Element data from apps and pages »
# # # # #

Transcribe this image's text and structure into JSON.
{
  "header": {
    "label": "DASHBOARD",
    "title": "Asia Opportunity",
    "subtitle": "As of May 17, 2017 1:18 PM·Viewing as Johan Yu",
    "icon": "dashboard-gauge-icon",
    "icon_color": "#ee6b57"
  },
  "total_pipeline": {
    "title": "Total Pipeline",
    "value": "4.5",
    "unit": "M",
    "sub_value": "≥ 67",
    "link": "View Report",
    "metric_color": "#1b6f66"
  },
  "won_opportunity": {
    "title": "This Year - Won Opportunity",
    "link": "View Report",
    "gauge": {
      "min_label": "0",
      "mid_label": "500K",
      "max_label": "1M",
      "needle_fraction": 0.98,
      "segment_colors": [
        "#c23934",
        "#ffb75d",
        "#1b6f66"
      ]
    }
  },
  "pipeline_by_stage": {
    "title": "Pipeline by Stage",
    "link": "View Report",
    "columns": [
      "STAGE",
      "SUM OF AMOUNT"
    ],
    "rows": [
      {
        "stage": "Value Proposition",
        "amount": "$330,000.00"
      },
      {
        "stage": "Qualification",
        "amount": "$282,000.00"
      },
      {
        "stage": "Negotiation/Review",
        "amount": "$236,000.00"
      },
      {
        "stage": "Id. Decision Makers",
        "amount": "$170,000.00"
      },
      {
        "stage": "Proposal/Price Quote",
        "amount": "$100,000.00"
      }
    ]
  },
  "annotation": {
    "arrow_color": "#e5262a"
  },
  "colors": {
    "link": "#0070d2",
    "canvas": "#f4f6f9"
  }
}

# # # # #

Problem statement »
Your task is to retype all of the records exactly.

Answer below »
Transcribe this image's text and structure into JSON.
{
  "header": {
    "label": "DASHBOARD",
    "title": "Asia Opportunity",
    "subtitle": "As of May 17, 2017 1:18 PM·Viewing as Johan Yu",
    "icon": "dashboard-gauge-icon",
    "icon_color": "#ee6b57"
  },
  "total_pipeline": {
    "title": "Total Pipeline",
    "value": "4.5",
    "unit": "M",
    "sub_value": "≥ 67",
    "link": "View Report",
    "metric_color": "#1b6f66"
  },
  "won_opportunity": {
    "title": "This Year - Won Opportunity",
    "link": "View Report",
    "gauge": {
      "min_label": "0",
      "mid_label": "500K",
      "max_label": "1M",
      "needle_fraction": 0.98,
      "segment_colors": [
        "#c23934",
        "#ffb75d",
        "#1b6f66"
      ]
    }
  },
  "pipeline_by_stage": {
    "title": "Pipeline by Stage",
    "link": "View Report",
    "columns": [
      "STAGE",
      "SUM OF AMOUNT"
    ],
    "rows": [
      {
        "stage": "Value Proposition",
        "amount": "$330,000.00"
      },
      {
        "stage": "Qualification",
        "amount": "$282,000.00"
      },
      {
        "stage": "Negotiation/Review",
        "amount": "$236,000.00"
      },
      {
        "stage": "Id. Decision Makers",
        "amount": "$170,000.00"
      },
      {
        "stage": "Proposal/Price Quote",
        "amount": "$100,000.00"
      }
    ]
  },
  "annotation": {
    "arrow_color": "#e5262a"
  },
  "colors": {
    "link": "#0070d2",
    "canvas": "#f4f6f9"
  }
}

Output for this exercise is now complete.